Close Encounters of the Worst Kind: Melanoma on the Rise
In his first book, Melanoma: It Started with a Freckle, Jewish author David L. Stanley tells the story of his battle with melanoma. His humor comes through – yet he never minimizes the seriousness of this frightening disease. Stanley, a science teacher, is the son of a physician and the husband of a nurse, and he writes about the intricacies of human anatomy and biology in an understandable, engaging way. His descriptions of the interplay of skin muscles, capillaries, arteries and nerves are as engrossing as his description of his emotional state upon learning of the dreaded diagnosis of what he calls the “rat bastard” cancer.
David lived to tell his story because his melanoma was caught early. This book serves as a cautionary tale to help others do the same. A wise read at any time of year, it is especially timely now because May is Skin Cancer Awareness Month.
ReformJudaism.org: In your story, you candidly describe your anxiety and panic during visits to the doctor and when going for an MRI. How has revealing these parts of yourself affected your life and work?
David Stanley: The anxiety I felt when I had cancer has given me immense compassion for those who deal with anxiety on a daily basis. It also taught me a visceral truth: When you admit a “weakness,” you learn it’s not necessarily a weakness. It just is – and then you can own it. I set out to write a useful and honest book, and I worked hard to keep it 100% authentic.
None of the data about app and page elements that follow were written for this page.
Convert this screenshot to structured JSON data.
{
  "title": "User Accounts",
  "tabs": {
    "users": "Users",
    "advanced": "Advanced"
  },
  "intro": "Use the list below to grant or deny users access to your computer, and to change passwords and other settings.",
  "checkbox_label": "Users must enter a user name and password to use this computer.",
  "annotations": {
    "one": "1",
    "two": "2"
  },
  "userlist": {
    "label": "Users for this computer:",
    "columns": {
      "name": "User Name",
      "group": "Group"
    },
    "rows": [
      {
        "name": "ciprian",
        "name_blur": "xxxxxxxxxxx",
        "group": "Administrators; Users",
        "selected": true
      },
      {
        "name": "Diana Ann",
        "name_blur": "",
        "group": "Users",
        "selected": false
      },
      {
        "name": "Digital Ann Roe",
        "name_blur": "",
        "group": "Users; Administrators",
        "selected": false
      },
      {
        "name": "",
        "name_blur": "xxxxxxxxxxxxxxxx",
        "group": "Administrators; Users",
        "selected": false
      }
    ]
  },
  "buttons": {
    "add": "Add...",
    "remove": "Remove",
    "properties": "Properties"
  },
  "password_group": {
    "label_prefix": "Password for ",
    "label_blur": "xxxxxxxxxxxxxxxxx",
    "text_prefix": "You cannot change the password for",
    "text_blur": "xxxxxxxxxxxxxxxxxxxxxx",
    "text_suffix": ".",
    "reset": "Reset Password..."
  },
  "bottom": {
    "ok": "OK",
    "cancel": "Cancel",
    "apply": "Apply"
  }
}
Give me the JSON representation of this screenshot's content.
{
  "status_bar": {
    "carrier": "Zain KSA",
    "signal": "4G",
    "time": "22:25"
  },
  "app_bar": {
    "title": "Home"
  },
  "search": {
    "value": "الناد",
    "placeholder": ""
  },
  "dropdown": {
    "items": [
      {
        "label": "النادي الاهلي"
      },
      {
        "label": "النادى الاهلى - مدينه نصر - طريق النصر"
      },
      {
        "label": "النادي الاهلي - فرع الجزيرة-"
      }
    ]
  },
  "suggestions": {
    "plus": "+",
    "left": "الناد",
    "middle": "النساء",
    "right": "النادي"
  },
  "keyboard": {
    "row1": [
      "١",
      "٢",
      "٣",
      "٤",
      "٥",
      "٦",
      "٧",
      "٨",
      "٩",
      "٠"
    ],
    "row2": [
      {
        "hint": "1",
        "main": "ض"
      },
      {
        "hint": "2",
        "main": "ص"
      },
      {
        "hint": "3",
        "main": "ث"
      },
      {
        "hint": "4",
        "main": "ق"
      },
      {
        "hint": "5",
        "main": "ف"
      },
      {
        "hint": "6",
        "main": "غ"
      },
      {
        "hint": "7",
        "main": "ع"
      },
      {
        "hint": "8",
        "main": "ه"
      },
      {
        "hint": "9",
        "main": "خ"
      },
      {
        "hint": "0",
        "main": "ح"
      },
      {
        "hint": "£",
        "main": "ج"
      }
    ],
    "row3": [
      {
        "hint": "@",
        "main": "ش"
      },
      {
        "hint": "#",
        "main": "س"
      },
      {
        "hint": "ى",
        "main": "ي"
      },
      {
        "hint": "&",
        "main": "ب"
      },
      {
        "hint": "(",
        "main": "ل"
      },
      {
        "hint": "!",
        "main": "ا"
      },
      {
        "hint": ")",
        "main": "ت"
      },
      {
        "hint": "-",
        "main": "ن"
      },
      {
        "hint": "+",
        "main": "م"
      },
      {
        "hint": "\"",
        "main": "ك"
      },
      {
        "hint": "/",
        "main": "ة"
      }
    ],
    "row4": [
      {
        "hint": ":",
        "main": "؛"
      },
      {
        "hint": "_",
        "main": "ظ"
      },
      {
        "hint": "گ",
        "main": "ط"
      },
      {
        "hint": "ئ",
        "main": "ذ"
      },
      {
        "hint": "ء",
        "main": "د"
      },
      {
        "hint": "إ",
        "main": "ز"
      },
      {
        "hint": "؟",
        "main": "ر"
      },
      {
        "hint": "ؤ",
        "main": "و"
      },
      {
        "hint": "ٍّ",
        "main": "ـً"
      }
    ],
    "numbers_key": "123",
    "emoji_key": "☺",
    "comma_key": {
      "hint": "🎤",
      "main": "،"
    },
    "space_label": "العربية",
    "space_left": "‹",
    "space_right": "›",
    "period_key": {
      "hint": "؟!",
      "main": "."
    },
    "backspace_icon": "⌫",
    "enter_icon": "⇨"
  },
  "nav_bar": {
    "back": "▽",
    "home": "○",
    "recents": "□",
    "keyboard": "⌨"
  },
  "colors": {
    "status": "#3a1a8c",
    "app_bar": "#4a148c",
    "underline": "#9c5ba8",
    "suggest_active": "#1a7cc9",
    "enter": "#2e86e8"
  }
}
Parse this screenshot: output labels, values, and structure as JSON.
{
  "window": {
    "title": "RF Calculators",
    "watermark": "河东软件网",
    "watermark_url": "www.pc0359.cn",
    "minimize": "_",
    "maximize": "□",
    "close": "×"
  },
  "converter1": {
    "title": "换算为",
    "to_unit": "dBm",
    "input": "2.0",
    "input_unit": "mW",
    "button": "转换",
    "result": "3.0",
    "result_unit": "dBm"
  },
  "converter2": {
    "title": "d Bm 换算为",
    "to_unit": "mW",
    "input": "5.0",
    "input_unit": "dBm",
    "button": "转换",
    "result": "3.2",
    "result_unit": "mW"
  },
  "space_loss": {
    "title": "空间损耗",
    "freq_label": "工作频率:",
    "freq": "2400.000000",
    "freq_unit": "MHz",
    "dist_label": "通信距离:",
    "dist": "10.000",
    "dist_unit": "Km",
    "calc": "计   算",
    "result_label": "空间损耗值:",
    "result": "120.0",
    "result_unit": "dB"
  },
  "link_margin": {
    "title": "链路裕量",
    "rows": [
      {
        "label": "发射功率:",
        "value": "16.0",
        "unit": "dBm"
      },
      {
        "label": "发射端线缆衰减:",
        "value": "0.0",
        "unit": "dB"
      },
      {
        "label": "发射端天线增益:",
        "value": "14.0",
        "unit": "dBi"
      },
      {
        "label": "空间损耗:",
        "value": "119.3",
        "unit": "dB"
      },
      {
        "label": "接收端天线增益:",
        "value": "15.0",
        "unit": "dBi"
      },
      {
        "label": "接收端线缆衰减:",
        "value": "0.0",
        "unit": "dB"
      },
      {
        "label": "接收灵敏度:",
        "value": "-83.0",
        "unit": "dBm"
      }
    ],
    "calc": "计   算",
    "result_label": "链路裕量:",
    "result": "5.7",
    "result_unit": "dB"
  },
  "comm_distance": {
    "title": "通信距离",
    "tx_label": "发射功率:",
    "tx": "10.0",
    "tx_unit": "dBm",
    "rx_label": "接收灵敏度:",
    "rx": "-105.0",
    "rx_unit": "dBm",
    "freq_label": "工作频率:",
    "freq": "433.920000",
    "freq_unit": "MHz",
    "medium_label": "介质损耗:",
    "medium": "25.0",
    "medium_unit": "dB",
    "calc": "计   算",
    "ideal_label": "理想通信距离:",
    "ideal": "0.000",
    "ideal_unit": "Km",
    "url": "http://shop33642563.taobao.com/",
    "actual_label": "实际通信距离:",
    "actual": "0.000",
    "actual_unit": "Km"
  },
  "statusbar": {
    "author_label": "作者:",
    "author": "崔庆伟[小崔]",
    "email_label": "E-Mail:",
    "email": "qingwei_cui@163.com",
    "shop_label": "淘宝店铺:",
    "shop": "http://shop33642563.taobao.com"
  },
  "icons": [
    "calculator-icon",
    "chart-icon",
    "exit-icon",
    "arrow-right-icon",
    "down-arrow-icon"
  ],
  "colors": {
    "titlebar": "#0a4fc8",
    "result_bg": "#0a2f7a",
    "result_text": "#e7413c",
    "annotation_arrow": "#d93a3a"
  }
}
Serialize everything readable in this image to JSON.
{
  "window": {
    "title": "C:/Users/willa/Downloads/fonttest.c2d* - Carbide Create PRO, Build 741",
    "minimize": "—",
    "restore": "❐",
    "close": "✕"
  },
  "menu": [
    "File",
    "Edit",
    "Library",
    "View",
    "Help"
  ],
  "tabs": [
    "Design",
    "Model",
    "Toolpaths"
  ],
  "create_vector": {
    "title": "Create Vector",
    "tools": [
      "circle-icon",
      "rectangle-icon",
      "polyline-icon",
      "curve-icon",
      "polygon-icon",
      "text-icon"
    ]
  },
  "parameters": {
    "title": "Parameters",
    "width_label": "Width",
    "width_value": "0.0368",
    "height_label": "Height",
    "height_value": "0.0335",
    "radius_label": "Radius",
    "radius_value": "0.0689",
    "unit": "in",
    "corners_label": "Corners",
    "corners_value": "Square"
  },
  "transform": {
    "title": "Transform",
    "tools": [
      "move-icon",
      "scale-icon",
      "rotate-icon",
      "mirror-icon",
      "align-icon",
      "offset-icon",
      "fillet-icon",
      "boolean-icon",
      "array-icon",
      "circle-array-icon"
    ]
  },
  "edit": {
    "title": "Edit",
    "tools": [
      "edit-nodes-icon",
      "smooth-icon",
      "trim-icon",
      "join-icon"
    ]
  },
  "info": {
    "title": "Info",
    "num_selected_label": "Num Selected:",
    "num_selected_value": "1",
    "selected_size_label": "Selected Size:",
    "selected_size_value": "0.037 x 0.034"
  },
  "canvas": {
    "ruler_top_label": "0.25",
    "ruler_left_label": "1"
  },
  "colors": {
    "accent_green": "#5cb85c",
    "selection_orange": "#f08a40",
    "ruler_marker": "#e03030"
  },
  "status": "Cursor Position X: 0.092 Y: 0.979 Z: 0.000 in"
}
When you’re authentic, you connect with people on an intimate level. If you do that as an author, you truly connect with readers, and people will want to share your work. Writers, like any other performers, want people to like us.
You write, “Of the seven most common cancers in the U.S., melanoma is the only one whose incidence is growing.” Why is that?
The mortality rates for heart disease, stroke, and other cancers are falling, and more people are living longer. That opens the door for melanoma. The biggest cohort of melanoma is white men in their 50s. According to a meta-study done by JAMA Dermatology, there are now more new cases of skin cancer (not just melanoma) caused by commercial tanning than there are new cases of lung cancer caused by smoking.
And yet, the indoor tanning industry generates $5 billion annually. What do you tell people about the danger of tanning booths?
We’ve created a society where the only sexy skin is tan skin – and sexy sells. The tanning industry struck gold at just the right time, before awareness of skin cancer hit the mainstream. Because the dangers of tanning were generally ignored, there was no legislation and no informed consent; only a few states have age limits and/or parental consent requirements. But the skin cancers caused by tanning salons are every bit as real as the skin cancers caused by the sun; your skin can’t differentiate between the sources of UV radiation. The World Health Organization lists UV radiation as a Group 1 carcinogen, which means it causes cancer, just like plutonium, tobacco smoke, and benzene.
Your book includes personal reflections and conversations as you went through your surgeries. What was it like to look back at your terrifying ordeal this way?
The book grew out of blog posts I wrote 10 years ago, and because it was a few years after the fact, it wasn’t that tough to relive the events while I worked on the book. What was tough was narrating the audiobook. Just like a stage actor, you have to inhabit the character – dive right in and “own” that character – so my feelings resurfaced and became very real, complete with fear and sweats.
Your book really highlights your curiosity about and knowledge of science. Do you believe that God and faith have any role in science, medicine, and healing?
I’m hugely spiritual, and while I’m proudly Jewish, it’s not in a “God does miracles” way. I’m not a believer in intercessory prayer – not for an instant. But the warmth that is created when others reach out to you is remarkable, and that can come from religious communities. My Reform Jewish community at Temple Beth El in Flint, MI, helped my psyche during some tough moments. Helping others who are suffering and visiting the sick are the best mitzvot (commandments).
For the greatest comfort, I practice mindfulness, which can take many forms. Going to Shabbat services and experiencing the calming effect of ritual is a form of mindfulness, a way to find peace in the midst of a cancer struggle. When I stand with my congregation during the Sh’ma and chant those 2,000-year-old words, it sends chills down my spine. For a few minutes, I am wholly in the moment, with no thoughts of any physical issues.
I’ve had a mindfulness practice since the mid-1980s, drawn from the Zen tradition: I’m a Zen Juddhist - sitting on the zafu (a round Japanese cushion), counting my breath. I’ve found no better way to calm and quiet my mind – and trust me, I need it. Just sit and breathe.
Melanoma can be associated with BRCA mutations, genetic flaws that inhibit individuals' ability to suppress tumors. Although such mutations are rare – occurring in approximately 1 in 400 individuals in the general population – they are 10 times more prevalent among Ashkenazi Jews (1 in 40).